This is an article I’ve been wanting to write for a while now. As I look back on my years as a photographer, I’ve come to realize that much of my best work has come through exploration. Not random wandering, but sort of guided meandering towards points of interest. Read as I talk about photography and the magic of exploration
Often, I say to myself “today I am going to this location at this time of day and I am going to shoot this type of photo”. And sometimes that works out just fine. But just as often it does not. I’ll shoot a bunch of stuff. The light is not so great or maybe at the wrong angle for the scene, etc. I’m trying to force the image into my camera the way I imagined it. And I come back with nothing really usable to show for it.
Other times I will go out, camera gear in hand and sort of head toward areas of interest, looking here and there along the way. I see something interesting, so I pull out the camera and shoot some photos, then move on. And I come back with several great shots.
The definition of serendipity
- The occurrence and development of events by chance in a happy or beneficial way.
- The phenomenon of finding valuable or agreeable things not sought for.
What I am trying to say is, I realize I get just as much useable imagery from unplanned sessions as I do from planned sessions. And it’s more unexpected, fresh, surprising and to be honest, inspired. I’ve just witnessed “photography and the magic of exploration”.
Having thought about this a fair amount, my theory is that when you engage in exploration rather than focusing on a particular outcome, it frees your mind to take in all the possibilities around you. Shots other than the one you were focused on getting start to look good. You have allowed your brain to take in and process all the possibilities around you.
Not all who wander are lost
How to you engaging “guided meandering” and ensure that you are improving your chances at seeing things worth shooting? Just as an example, I’ll look at Google Maps around the area I am in or planning to go to. Look for interesting features like lakes, rivers, meadows, big rocks, viewpoints, winding trails. Then when I arrive at those locations, I already have a good idea which direction to explore in.
Take a look at the photo at the top of the article. This was taken during a side trip as I was on my way to a campground about 95 miles further on. I had noticed a side road that eventually arrived back at the main highway, so I decided to take it. I’m glad I did now! A wonderful image due to photography and the magic of exploration.
Photography and the magic of exploration
Now, take a look at the photo below.
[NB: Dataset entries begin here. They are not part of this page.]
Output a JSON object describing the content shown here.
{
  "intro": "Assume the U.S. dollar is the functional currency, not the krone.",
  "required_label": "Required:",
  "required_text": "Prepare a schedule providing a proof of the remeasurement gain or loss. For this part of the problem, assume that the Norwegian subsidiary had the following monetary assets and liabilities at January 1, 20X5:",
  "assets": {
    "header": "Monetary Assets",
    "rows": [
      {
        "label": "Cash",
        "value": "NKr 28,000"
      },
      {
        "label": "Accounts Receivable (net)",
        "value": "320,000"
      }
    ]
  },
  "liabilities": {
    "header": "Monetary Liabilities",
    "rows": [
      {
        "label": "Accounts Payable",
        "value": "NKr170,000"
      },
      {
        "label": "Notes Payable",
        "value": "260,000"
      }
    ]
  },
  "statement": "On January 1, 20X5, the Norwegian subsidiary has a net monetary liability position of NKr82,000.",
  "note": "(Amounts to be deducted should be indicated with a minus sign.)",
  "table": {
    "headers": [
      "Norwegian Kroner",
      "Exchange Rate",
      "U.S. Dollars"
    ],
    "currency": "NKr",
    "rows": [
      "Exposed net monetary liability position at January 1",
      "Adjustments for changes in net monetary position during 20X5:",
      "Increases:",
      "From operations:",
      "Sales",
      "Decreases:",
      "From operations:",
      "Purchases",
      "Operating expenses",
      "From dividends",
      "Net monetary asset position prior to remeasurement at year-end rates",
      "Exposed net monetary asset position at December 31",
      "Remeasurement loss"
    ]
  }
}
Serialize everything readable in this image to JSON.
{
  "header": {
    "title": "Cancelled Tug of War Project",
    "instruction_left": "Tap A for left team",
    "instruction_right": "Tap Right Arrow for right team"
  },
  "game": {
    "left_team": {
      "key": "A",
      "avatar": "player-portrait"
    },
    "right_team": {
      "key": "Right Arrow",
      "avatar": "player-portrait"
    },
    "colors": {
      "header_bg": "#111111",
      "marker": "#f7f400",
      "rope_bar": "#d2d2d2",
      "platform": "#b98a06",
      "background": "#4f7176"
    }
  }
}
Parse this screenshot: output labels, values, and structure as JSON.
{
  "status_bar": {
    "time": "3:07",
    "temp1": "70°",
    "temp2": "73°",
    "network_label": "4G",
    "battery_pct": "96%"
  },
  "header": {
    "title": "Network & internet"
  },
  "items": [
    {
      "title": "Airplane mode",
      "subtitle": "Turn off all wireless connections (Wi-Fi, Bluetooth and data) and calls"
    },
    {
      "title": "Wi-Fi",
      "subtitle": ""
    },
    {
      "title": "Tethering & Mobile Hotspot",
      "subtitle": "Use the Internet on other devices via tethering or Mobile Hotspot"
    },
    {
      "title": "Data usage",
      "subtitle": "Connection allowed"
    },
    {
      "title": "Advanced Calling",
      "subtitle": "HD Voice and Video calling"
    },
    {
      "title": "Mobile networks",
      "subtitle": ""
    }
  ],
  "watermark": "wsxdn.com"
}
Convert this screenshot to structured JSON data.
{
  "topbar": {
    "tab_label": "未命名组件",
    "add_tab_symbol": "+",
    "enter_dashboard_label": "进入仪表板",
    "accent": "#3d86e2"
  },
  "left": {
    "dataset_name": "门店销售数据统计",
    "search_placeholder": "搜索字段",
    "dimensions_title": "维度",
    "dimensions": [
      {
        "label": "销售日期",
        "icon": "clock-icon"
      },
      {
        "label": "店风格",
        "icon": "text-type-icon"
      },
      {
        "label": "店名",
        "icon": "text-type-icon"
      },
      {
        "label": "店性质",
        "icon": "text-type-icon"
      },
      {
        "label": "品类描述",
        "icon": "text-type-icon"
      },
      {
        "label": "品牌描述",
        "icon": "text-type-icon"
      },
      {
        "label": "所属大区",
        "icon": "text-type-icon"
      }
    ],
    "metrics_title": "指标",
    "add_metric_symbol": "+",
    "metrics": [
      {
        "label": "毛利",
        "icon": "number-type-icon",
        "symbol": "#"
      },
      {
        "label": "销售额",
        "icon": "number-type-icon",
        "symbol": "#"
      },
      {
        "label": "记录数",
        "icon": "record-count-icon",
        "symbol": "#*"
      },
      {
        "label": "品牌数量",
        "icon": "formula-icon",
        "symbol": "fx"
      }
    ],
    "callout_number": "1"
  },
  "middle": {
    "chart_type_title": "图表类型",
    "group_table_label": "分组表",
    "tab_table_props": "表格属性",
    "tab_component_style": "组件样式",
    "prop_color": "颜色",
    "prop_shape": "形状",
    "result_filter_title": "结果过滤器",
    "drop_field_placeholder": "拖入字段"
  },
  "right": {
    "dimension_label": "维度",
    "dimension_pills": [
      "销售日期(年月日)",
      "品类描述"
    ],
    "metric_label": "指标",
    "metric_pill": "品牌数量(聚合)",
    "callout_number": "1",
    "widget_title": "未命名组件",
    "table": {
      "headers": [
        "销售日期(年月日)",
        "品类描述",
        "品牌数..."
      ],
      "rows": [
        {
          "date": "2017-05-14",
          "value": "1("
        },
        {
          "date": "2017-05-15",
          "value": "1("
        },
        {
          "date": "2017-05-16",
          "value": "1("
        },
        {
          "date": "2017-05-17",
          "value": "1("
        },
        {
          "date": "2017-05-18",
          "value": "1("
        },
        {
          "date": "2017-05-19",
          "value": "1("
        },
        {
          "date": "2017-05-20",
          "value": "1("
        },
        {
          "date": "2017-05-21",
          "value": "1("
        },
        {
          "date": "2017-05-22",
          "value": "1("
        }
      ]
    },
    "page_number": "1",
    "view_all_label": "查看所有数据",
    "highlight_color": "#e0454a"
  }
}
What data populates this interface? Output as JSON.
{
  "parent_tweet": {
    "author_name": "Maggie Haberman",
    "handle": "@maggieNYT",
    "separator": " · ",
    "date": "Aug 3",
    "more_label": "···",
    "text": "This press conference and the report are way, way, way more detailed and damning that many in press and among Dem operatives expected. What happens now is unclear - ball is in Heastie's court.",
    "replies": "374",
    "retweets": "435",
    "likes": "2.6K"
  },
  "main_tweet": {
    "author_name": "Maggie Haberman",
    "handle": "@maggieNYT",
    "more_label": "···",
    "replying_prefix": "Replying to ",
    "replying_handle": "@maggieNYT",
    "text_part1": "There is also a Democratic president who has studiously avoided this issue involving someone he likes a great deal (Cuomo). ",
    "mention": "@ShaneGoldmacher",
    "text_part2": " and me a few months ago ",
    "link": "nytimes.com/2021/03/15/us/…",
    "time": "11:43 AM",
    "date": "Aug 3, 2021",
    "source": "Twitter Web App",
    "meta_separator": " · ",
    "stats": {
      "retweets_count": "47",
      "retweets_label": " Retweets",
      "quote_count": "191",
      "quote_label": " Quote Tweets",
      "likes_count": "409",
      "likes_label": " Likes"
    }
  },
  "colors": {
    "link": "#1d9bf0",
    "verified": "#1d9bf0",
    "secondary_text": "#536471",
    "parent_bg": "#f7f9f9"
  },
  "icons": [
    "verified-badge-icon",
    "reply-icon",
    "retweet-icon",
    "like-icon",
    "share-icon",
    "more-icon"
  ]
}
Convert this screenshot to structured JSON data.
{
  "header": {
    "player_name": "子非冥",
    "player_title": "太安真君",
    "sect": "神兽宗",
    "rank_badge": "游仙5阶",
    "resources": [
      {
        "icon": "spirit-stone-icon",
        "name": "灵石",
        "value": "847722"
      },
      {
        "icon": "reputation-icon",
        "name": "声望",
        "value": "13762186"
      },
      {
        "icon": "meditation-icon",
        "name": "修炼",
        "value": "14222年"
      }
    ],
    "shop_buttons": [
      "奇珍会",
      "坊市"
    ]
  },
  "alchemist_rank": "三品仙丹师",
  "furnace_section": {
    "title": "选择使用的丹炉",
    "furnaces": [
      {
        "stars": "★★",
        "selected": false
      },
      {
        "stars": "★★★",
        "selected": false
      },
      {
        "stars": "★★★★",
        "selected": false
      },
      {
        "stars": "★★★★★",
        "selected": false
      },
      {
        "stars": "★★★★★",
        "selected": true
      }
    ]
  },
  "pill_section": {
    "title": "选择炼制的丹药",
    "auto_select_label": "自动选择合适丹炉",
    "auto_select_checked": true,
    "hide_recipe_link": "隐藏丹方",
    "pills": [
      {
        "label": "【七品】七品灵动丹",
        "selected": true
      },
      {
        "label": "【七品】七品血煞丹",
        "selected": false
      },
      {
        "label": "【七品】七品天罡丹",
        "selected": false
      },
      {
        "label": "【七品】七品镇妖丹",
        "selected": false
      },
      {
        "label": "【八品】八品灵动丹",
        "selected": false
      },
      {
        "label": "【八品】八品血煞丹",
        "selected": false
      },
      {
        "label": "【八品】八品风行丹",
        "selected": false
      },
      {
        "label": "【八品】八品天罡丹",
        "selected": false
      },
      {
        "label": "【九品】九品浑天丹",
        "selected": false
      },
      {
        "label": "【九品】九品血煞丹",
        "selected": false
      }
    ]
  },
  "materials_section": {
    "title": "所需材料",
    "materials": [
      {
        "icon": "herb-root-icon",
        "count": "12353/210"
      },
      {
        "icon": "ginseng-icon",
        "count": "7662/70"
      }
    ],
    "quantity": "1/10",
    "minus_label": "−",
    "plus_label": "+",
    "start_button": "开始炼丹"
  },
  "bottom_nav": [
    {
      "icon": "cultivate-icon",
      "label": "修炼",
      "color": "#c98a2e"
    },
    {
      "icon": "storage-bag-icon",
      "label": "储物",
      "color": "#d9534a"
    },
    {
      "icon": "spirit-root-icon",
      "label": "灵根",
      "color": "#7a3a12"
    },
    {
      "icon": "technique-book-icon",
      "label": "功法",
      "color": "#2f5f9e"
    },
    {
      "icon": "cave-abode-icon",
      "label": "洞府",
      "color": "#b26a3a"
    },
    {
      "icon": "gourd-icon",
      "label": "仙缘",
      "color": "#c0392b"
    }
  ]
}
This was taken as I was just out exploring through the farmlands near my home. It was just after a heavy rain and I wanted to go out and take a look. I turned on this little back road and there it was. Beautiful reflections in someone’s front yard.
Your mileage may vary
Keep in mind that I am primarily a landscape photographer. So, driving long distances down winding back roads plays right into my niche. You can do the same thing on a smaller scale when doing portraits. Do some driving around in the area you are going to be taking photos and look for locations to do the portraits. Awesome photos due to a combination of photography and the magic of exploration.
Wildlife photographers’ sort of do this on a small scale as well. They may focus on a specific area, but they tend to explore hunting for wild creatures. When a shot presents itself take it. I have actually gone out to look for birds and came back with no bird photos. But I did come back with some great photos from the trip there and back.
Conclusion of photography and the magic of exploration
Just keep this information in mind as you go through life practicing your photography. I am not saying don’t plan for certain shots. In fact, most of my shooting adventures are planned. Especially related to date, time, weather, seasons, etc. All I am saying is don’t forget about unplanned photography and the magic of exploration.
Loyd is a professional photographer living and working in Portland, Oregon. Loyd has been doing all types of photography for over 13 years, but he is focused on fine art landscape photography. Loyd’s work has been on book covers, CD covers, on TV, in online galleries and on the walls of homes. You can see his online photo storefront at loydtowe.com